___ DATASET CONTENT ___
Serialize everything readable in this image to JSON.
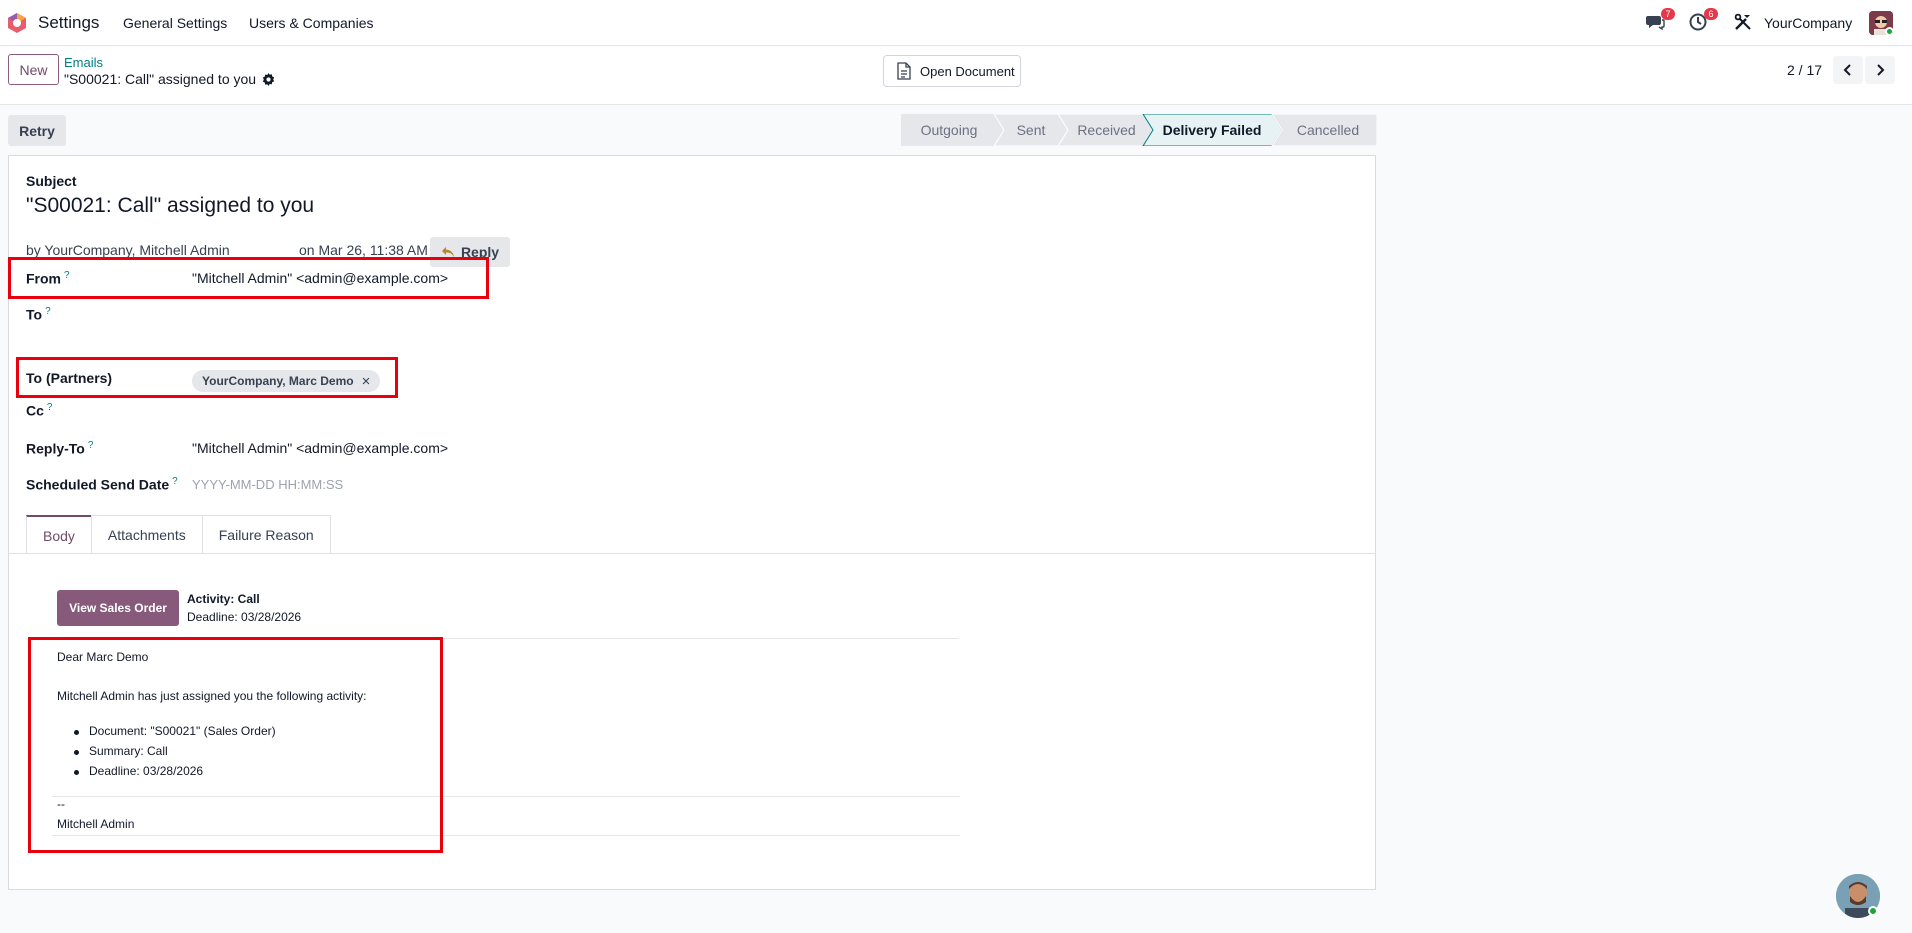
{
  "navbar": {
    "app_name": "Settings",
    "menu": [
      "General Settings",
      "Users & Companies"
    ],
    "messages_badge": "7",
    "activities_badge": "6",
    "company": "YourCompany"
  },
  "control": {
    "new_label": "New",
    "breadcrumb_parent": "Emails",
    "breadcrumb_current": "\"S00021: Call\" assigned to you",
    "open_document_label": "Open Document",
    "pager": "2 / 17"
  },
  "statusbar": {
    "retry_label": "Retry",
    "stages": [
      "Outgoing",
      "Sent",
      "Received",
      "Delivery Failed",
      "Cancelled"
    ],
    "active_stage": "Delivery Failed"
  },
  "form": {
    "subject_label": "Subject",
    "subject": "\"S00021: Call\" assigned to you",
    "by_line": "by YourCompany, Mitchell Admin",
    "on_line": "on Mar 26, 11:38 AM",
    "reply_label": "Reply",
    "from_label": "From",
    "from_value": "\"Mitchell Admin\" <admin@example.com>",
    "to_label": "To",
    "to_partners_label": "To (Partners)",
    "to_partners_tag": "YourCompany, Marc Demo",
    "cc_label": "Cc",
    "reply_to_label": "Reply-To",
    "reply_to_value": "\"Mitchell Admin\" <admin@example.com>",
    "scheduled_label": "Scheduled Send Date",
    "scheduled_placeholder": "YYYY-MM-DD HH:MM:SS",
    "help_mark": "?"
  },
  "tabs": [
    "Body",
    "Attachments",
    "Failure Reason"
  ],
  "email_body": {
    "view_button": "View Sales Order",
    "activity_title": "Activity: Call",
    "activity_deadline": "Deadline: 03/28/2026",
    "greeting": "Dear Marc Demo",
    "intro": "Mitchell Admin has just assigned you the following activity:",
    "items": [
      "Document: \"S00021\" (Sales Order)",
      "Summary: Call",
      "Deadline: 03/28/2026"
    ],
    "sig_sep": "--",
    "signature": "Mitchell Admin"
  },
  "colors": {
    "brand": "#714b67",
    "accent_teal": "#017e84",
    "highlight_red": "#e8000d"
  }
}
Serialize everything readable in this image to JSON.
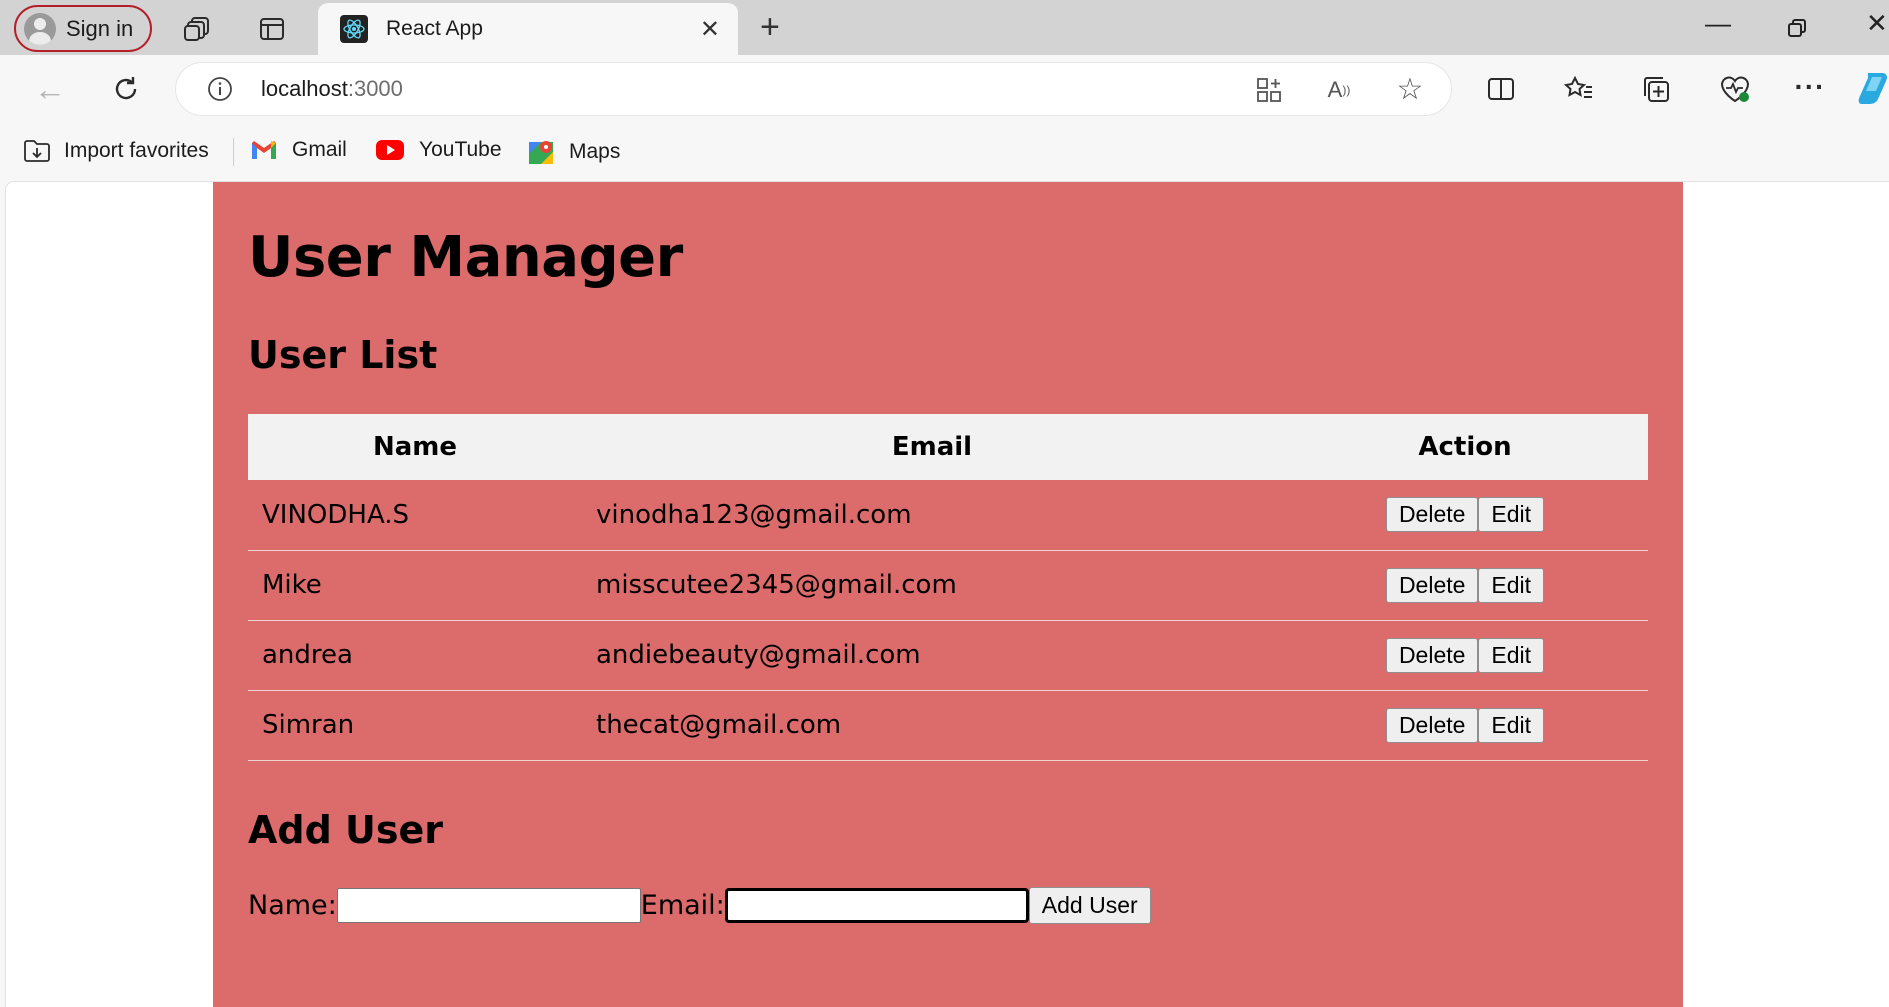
{
  "browser": {
    "signin_label": "Sign in",
    "tab_title": "React App",
    "url_host": "localhost",
    "url_port": ":3000",
    "favorites": [
      {
        "label": "Import favorites"
      },
      {
        "label": "Gmail"
      },
      {
        "label": "YouTube"
      },
      {
        "label": "Maps"
      }
    ]
  },
  "app": {
    "title": "User Manager",
    "list_heading": "User List",
    "columns": [
      "Name",
      "Email",
      "Action"
    ],
    "users": [
      {
        "name": "VINODHA.S",
        "email": "vinodha123@gmail.com"
      },
      {
        "name": "Mike",
        "email": "misscutee2345@gmail.com"
      },
      {
        "name": "andrea",
        "email": "andiebeauty@gmail.com"
      },
      {
        "name": "Simran",
        "email": "thecat@gmail.com"
      }
    ],
    "delete_label": "Delete",
    "edit_label": "Edit",
    "add_heading": "Add User",
    "name_label": "Name:",
    "email_label": "Email:",
    "name_value": "",
    "email_value": "",
    "add_button": "Add User"
  },
  "colors": {
    "app_background": "#dc6b6b",
    "header_row": "#f2f2f2",
    "signin_border": "#b3202a"
  }
}
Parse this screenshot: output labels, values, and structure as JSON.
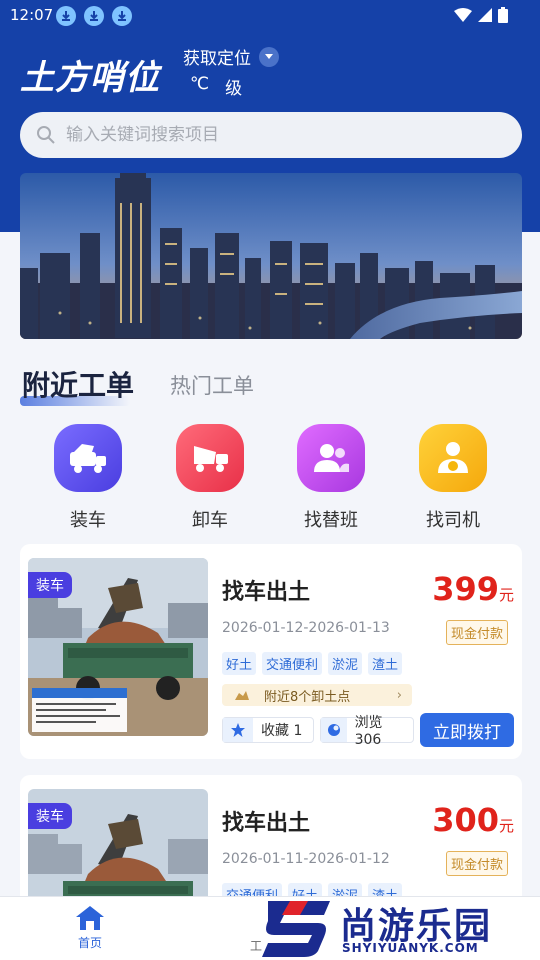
{
  "status_bar": {
    "time": "12:07"
  },
  "header": {
    "logo": "土方哨位",
    "location_label": "获取定位",
    "temperature_unit": "℃",
    "wind_level": "级"
  },
  "search": {
    "placeholder": "输入关键词搜索项目"
  },
  "tabs": {
    "active": "附近工单",
    "inactive": "热门工单"
  },
  "categories": [
    {
      "label": "装车",
      "icon": "loader-truck-icon",
      "color": "#5b4af0"
    },
    {
      "label": "卸车",
      "icon": "dump-truck-icon",
      "color": "#f0465a"
    },
    {
      "label": "找替班",
      "icon": "team-icon",
      "color": "#c94af0"
    },
    {
      "label": "找司机",
      "icon": "driver-icon",
      "color": "#f5b60c"
    }
  ],
  "cards": [
    {
      "badge": "装车",
      "title": "找车出土",
      "price": "399",
      "price_unit": "元",
      "date_range": "2026-01-12-2026-01-13",
      "payment": "现金付款",
      "tags": [
        "好土",
        "交通便利",
        "淤泥",
        "渣土"
      ],
      "nearby": "附近8个卸土点",
      "favorites": "收藏 1",
      "views": "浏览 306",
      "call_label": "立即拨打"
    },
    {
      "badge": "装车",
      "title": "找车出土",
      "price": "300",
      "price_unit": "元",
      "date_range": "2026-01-11-2026-01-12",
      "payment": "现金付款",
      "tags": [
        "交通便利",
        "好土",
        "淤泥",
        "渣土"
      ]
    }
  ],
  "bottom_nav": {
    "home": "首页",
    "second": "工"
  },
  "watermark": {
    "main": "尚游乐园",
    "sub": "SHYIYUANYK.COM"
  },
  "colors": {
    "primary": "#1541a8",
    "accent": "#2f6be3",
    "price": "#e0231b"
  }
}
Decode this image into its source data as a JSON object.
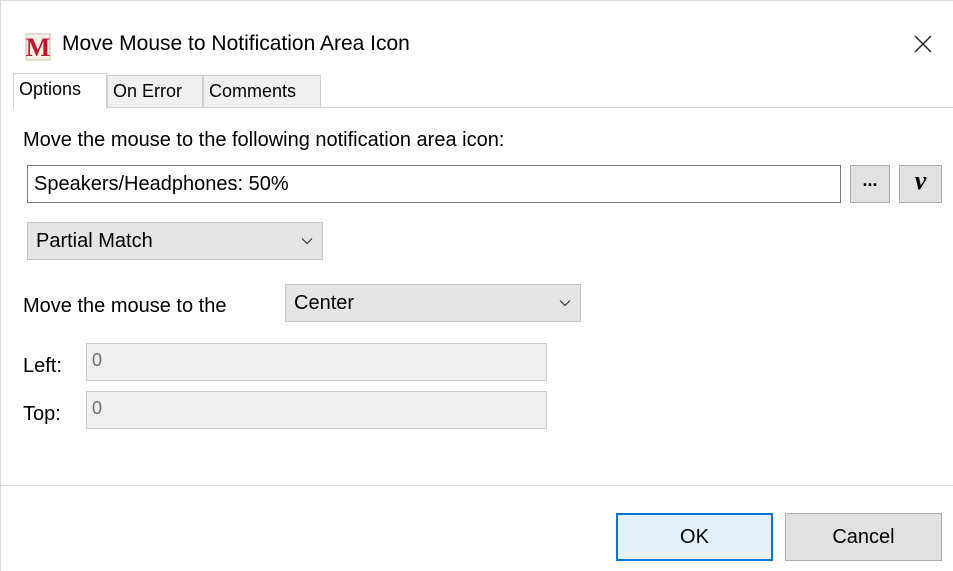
{
  "window": {
    "title": "Move Mouse to Notification Area Icon",
    "app_icon_letter": "M",
    "app_icon_color": "#c8102e",
    "close_icon": "close-icon"
  },
  "tabs": [
    {
      "label": "Options",
      "active": true
    },
    {
      "label": "On Error",
      "active": false
    },
    {
      "label": "Comments",
      "active": false
    }
  ],
  "options": {
    "instruction_label": "Move the mouse to the following notification area icon:",
    "icon_name_value": "Speakers/Headphones: 50%",
    "browse_button_label": "...",
    "variable_button_label": "v",
    "match_mode": {
      "selected": "Partial Match"
    },
    "move_to_label": "Move the mouse to the",
    "move_to_position": {
      "selected": "Center"
    },
    "left_label": "Left:",
    "left_value": "0",
    "top_label": "Top:",
    "top_value": "0"
  },
  "footer": {
    "ok_label": "OK",
    "cancel_label": "Cancel"
  },
  "colors": {
    "accent": "#0078d7",
    "button_bg": "#e1e1e1",
    "disabled_bg": "#f0f0f0"
  }
}
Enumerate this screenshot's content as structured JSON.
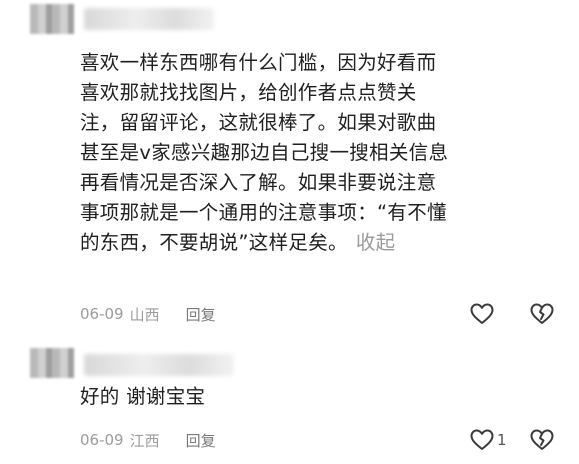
{
  "comments": [
    {
      "lines": [
        "喜欢一样东西哪有什么门槛，因为好看而",
        "喜欢那就找找图片，给创作者点点赞关",
        "注，留留评论，这就很棒了。如果对歌曲",
        "甚至是v家感兴趣那边自己搜一搜相关信息",
        "再看情况是否深入了解。如果非要说注意",
        "事项那就是一个通用的注意事项：“有不懂",
        "的东西，不要胡说”这样足矣。"
      ],
      "collapse_label": "收起",
      "date": "06-09",
      "location": "山西",
      "reply_label": "回复",
      "like_count": ""
    },
    {
      "lines": [
        "好的 谢谢宝宝"
      ],
      "date": "06-09",
      "location": "江西",
      "reply_label": "回复",
      "like_count": "1"
    }
  ],
  "icons": {
    "like": "heart-outline-icon",
    "dislike": "broken-heart-outline-icon"
  }
}
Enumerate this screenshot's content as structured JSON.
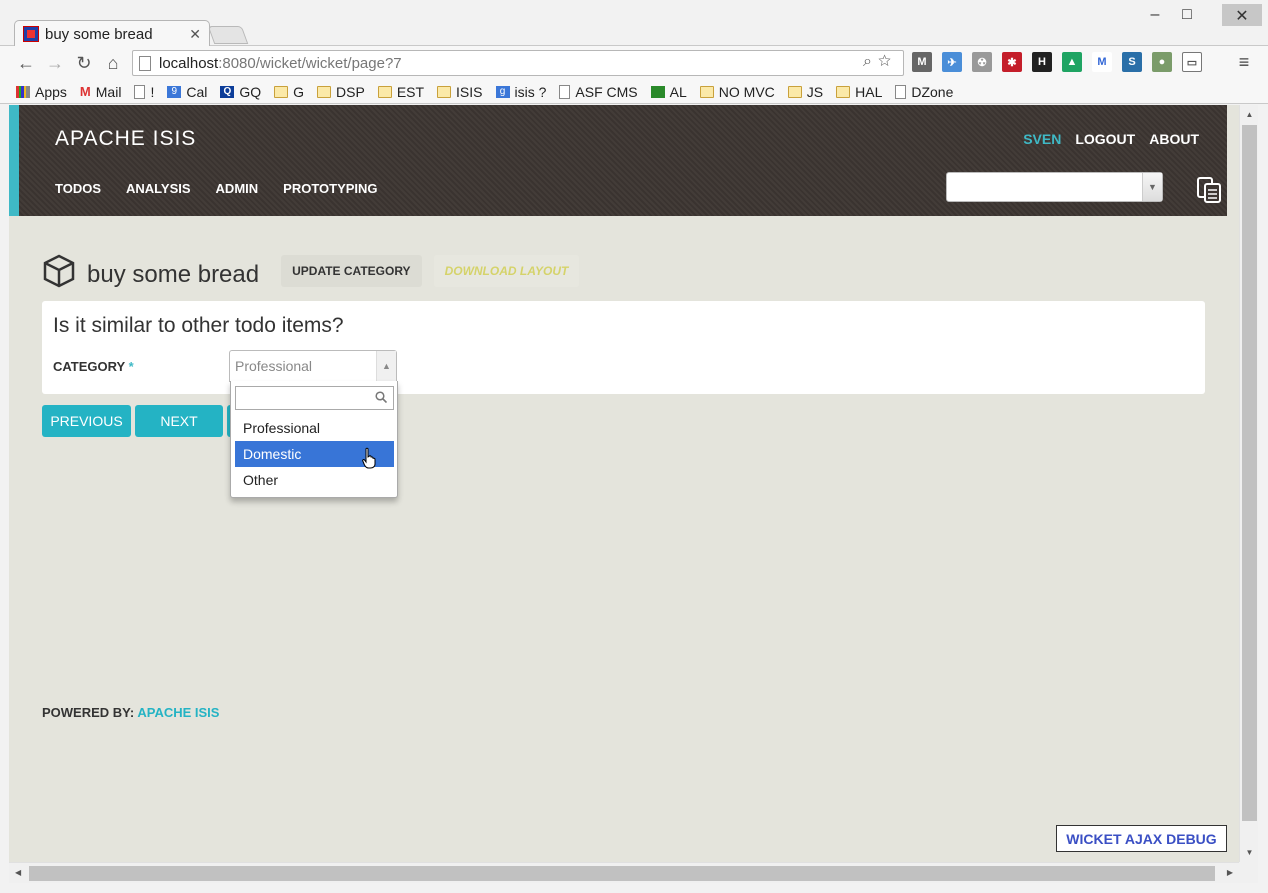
{
  "browser": {
    "tab_title": "buy some bread",
    "url_host": "localhost",
    "url_rest": ":8080/wicket/wicket/page?7",
    "window_controls": [
      "–",
      "□",
      "✕"
    ],
    "bookmarks": [
      {
        "label": "Apps",
        "icon": "apps-icon"
      },
      {
        "label": "Mail",
        "icon": "gmail-icon"
      },
      {
        "label": "!",
        "icon": "page-icon"
      },
      {
        "label": "Cal",
        "icon": "calendar-icon"
      },
      {
        "label": "GQ",
        "icon": "q-icon"
      },
      {
        "label": "G",
        "icon": "folder-icon"
      },
      {
        "label": "DSP",
        "icon": "folder-icon"
      },
      {
        "label": "EST",
        "icon": "folder-icon"
      },
      {
        "label": "ISIS",
        "icon": "folder-icon"
      },
      {
        "label": "isis ?",
        "icon": "google-icon"
      },
      {
        "label": "ASF CMS",
        "icon": "page-icon"
      },
      {
        "label": "AL",
        "icon": "shamrock-icon"
      },
      {
        "label": "NO MVC",
        "icon": "folder-icon"
      },
      {
        "label": "JS",
        "icon": "folder-icon"
      },
      {
        "label": "HAL",
        "icon": "folder-icon"
      },
      {
        "label": "DZone",
        "icon": "page-icon"
      }
    ]
  },
  "app": {
    "brand": "APACHE ISIS",
    "menu": [
      "TODOS",
      "ANALYSIS",
      "ADMIN",
      "PROTOTYPING"
    ],
    "user": "SVEN",
    "logout": "LOGOUT",
    "about": "ABOUT"
  },
  "page": {
    "title": "buy some bread",
    "actions": {
      "update_category": "UPDATE CATEGORY",
      "download_layout": "DOWNLOAD LAYOUT"
    },
    "question": "Is it similar to other todo items?",
    "field_label": "CATEGORY",
    "required_mark": "*",
    "selected_value": "Professional",
    "options": [
      "Professional",
      "Domestic",
      "Other"
    ],
    "highlighted_option": "Domestic",
    "buttons": {
      "previous": "PREVIOUS",
      "next": "NEXT"
    }
  },
  "footer": {
    "powered_by": "POWERED BY:",
    "link": "APACHE ISIS"
  },
  "debug_button": "WICKET AJAX DEBUG",
  "colors": {
    "accent": "#24b3c4",
    "navbar": "#3d3632",
    "highlight": "#3875d7",
    "background": "#e4e4dc"
  }
}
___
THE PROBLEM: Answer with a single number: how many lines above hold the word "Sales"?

YOUR RESPONSE: 2